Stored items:

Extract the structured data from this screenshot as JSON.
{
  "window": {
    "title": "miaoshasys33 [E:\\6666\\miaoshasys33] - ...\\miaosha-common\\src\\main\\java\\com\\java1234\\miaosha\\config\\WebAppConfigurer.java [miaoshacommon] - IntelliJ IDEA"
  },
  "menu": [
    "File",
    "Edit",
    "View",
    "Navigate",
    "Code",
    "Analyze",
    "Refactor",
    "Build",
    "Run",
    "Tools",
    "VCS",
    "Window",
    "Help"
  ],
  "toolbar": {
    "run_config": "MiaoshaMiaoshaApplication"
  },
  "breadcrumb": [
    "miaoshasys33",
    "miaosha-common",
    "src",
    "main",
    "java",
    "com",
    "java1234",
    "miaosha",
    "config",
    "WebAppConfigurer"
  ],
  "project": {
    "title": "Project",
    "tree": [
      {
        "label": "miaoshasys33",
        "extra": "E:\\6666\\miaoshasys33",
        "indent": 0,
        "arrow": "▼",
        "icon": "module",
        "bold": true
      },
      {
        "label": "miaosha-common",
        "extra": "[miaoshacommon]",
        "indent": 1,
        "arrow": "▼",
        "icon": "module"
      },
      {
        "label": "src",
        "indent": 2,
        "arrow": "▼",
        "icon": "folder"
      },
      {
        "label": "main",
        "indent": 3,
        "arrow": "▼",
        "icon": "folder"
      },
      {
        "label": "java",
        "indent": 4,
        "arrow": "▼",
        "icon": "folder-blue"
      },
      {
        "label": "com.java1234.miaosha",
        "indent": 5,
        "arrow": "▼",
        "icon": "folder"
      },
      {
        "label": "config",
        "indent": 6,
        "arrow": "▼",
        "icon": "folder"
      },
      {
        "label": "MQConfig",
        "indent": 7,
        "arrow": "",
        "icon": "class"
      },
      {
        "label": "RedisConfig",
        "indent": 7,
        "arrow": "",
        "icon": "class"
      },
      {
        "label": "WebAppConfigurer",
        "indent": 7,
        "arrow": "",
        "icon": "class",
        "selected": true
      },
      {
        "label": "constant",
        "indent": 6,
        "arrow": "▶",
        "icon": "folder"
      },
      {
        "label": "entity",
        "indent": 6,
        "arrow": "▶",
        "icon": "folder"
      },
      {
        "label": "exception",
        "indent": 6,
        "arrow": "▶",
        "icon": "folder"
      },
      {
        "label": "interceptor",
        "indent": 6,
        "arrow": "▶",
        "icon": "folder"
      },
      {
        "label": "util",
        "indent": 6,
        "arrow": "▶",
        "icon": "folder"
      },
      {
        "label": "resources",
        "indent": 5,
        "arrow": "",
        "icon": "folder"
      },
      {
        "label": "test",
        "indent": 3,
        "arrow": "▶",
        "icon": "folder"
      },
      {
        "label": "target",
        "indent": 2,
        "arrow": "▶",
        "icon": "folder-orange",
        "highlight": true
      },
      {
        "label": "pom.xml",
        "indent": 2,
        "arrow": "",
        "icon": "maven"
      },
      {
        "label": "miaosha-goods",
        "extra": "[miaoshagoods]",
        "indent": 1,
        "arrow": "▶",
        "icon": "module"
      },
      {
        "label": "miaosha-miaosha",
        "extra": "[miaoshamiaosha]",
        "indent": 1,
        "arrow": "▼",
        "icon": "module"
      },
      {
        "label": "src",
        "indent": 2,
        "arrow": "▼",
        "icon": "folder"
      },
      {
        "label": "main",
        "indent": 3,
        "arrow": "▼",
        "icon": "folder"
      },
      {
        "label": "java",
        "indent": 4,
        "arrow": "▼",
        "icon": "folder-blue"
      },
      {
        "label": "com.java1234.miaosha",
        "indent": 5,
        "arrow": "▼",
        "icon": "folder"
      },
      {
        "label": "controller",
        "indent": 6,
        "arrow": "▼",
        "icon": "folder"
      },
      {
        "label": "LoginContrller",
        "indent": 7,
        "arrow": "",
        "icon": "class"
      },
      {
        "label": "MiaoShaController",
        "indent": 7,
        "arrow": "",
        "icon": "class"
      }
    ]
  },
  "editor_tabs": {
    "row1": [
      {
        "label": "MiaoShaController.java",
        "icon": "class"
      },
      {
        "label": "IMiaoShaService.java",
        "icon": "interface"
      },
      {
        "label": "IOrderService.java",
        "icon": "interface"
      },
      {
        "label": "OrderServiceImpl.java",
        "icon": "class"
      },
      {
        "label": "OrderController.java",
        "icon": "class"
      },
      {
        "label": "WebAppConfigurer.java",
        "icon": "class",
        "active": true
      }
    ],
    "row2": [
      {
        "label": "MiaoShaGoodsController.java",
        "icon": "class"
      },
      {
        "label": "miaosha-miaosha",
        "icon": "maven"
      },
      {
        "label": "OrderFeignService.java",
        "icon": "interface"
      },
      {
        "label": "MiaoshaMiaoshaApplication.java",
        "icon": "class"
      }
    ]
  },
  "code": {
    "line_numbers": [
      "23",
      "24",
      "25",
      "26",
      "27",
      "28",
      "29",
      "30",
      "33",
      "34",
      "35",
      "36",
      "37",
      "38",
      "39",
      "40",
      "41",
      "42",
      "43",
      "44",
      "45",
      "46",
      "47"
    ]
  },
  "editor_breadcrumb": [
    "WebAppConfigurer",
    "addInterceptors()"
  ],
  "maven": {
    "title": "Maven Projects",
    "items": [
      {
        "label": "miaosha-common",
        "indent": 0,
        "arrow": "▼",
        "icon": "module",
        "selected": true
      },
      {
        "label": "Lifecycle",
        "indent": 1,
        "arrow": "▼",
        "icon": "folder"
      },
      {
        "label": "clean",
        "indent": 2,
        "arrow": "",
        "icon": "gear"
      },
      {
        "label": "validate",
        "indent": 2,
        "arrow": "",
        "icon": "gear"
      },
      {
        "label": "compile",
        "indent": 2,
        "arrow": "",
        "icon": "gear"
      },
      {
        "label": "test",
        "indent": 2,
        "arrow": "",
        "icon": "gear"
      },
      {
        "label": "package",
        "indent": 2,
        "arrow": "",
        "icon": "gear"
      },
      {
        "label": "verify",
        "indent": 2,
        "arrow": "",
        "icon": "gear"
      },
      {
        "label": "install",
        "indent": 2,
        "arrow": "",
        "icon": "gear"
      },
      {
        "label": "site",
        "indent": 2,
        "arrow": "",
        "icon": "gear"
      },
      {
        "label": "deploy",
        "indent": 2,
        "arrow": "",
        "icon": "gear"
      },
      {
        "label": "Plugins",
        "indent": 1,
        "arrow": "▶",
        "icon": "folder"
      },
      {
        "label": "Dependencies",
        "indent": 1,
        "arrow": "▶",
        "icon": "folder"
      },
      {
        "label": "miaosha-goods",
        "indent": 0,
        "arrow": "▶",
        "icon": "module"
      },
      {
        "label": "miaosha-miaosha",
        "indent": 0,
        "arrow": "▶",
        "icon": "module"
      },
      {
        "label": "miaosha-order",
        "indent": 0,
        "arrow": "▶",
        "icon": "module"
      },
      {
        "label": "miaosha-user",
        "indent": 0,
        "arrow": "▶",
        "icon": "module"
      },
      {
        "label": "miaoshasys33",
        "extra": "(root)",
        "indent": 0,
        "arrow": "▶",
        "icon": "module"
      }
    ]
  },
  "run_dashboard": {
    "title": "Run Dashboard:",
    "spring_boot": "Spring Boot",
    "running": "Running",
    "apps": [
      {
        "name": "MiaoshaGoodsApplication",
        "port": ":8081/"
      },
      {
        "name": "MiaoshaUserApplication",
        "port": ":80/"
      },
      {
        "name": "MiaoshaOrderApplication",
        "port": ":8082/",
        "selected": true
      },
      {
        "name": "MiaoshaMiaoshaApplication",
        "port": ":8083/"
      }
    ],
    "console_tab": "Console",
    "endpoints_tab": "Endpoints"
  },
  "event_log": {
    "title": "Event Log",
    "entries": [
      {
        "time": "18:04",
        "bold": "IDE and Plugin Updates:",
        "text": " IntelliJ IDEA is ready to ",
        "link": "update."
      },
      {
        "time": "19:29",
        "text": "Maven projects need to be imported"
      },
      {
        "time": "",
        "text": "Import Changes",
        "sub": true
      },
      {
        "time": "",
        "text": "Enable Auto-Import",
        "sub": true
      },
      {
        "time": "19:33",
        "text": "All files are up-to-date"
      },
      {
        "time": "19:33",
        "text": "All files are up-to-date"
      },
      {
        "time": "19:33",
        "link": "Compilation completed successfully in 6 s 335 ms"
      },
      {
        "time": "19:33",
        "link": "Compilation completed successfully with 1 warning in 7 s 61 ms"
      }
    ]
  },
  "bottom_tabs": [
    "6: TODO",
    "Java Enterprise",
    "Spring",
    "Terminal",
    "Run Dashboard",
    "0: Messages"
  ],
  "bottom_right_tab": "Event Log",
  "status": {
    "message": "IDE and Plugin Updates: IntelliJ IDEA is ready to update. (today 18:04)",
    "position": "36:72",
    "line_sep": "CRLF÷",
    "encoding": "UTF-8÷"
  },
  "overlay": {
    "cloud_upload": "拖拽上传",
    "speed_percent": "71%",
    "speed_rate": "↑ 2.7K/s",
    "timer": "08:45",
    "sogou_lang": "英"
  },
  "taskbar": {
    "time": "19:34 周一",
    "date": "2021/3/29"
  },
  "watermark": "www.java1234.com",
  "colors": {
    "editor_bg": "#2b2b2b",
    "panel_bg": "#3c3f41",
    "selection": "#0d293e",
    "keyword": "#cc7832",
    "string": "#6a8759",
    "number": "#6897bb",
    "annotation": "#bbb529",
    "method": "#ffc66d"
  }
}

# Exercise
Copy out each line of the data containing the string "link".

# Reply
        "link": "update."
        "link": "Compilation completed successfully in 6 s 335 ms"
        "link": "Compilation completed successfully with 1 warning in 7 s 61 ms"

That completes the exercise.